Proposed mixed-use building at 16th and South streets
Changes in the new Philadelphia zoning code make it easier to build small-scale mixed-use projects like this one at 16th and South streets that enjoyed wide community support by eliminating the need for variances. If a bill being considered by Council tomorrow passes and becomes law, developers will once again have to jump through hoops to get projects like this off the ground. We suspect that’s what Council wants.

A clear consensus has emerged that, even with an amendment that eased the reimposed parking requirement somewhat, the bill introduced by Councilmember Brian O’Neill on behalf of City Council President Darrell Clarke to claw back two major changes implemented with the new Philadelphia zoning code remains a bad idea rushed through too soon.

The bill would reduce the allowed density for multi-unit residential or mixed-use structures in two of the most common medium-density zoning classifications in the city, RM-1 and CMX-2. The provisions the bill would reverse allow denser development on sites in these zoning classes than the old code permitted; in addition, the bill would have reinstated parking requirements for any structure in these classes as well as the next denser mixed-use class, CMX-2.5; the amendment removes the requirement for buildings with fewer than four units.

Builders, investors and architects who testified before Council’s Rules Committee Oct. 31 unanimously condemned the changes, saying it would make it harder for them to redevelop existing structures and build new ones on vacant lots, given that most city building lots are small and narrow. The City Planning Commission managed to get the parking requirements eased a bit, but commission staff were as incensed as the developers and architects were about the changes. (Unfortunately, as city government employees, the staff aren’t as free to speak their minds as the rest of us are, but blogger Christopher Sawyer managed to preserve their original indignation for posterity on his Philadelinquency blog.)

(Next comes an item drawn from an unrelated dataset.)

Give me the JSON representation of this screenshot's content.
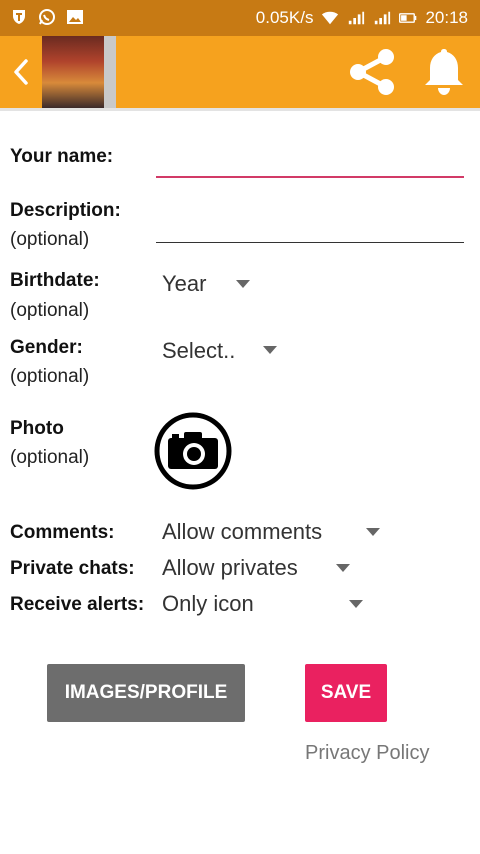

We weren’t too happy about them either, and it appears our fellow bloggers and commentators in the planning, development and real estate community share our dismay. From Inga Saffron at The Philadelphia Inquirer to Ashley Hahn at PlanPhilly (twice), the voices raised on this bill all say the same thing: This is a step backward, both for forward-thinking planning and for the drive to make the city’s rules more transparent and easier to work with. (Next American City didn’t say this directly in its report on the bill, but its headline sure did.)

If you feel the same way as we do, tomorrow is your chance to raise your voice. Council has put this bill on a fast track to passage, suspending its rules in order to give it final consideration during its weekly session that begins at 10 a.m. Nov. 15. If you can, take the time to show up on the fourth floor of City Hall and add your testimony and witness to those who have already spoken. If you can’t, be sure to contact your City Councilmember – or Mayor Michael Nutter himself, as his veto is the last line of defense against this Old Philadelphian attempt to reverse the hard-won gains achieved in the new zoning code.

-By Sandy Smith for PhiladelphiaRealEstate.com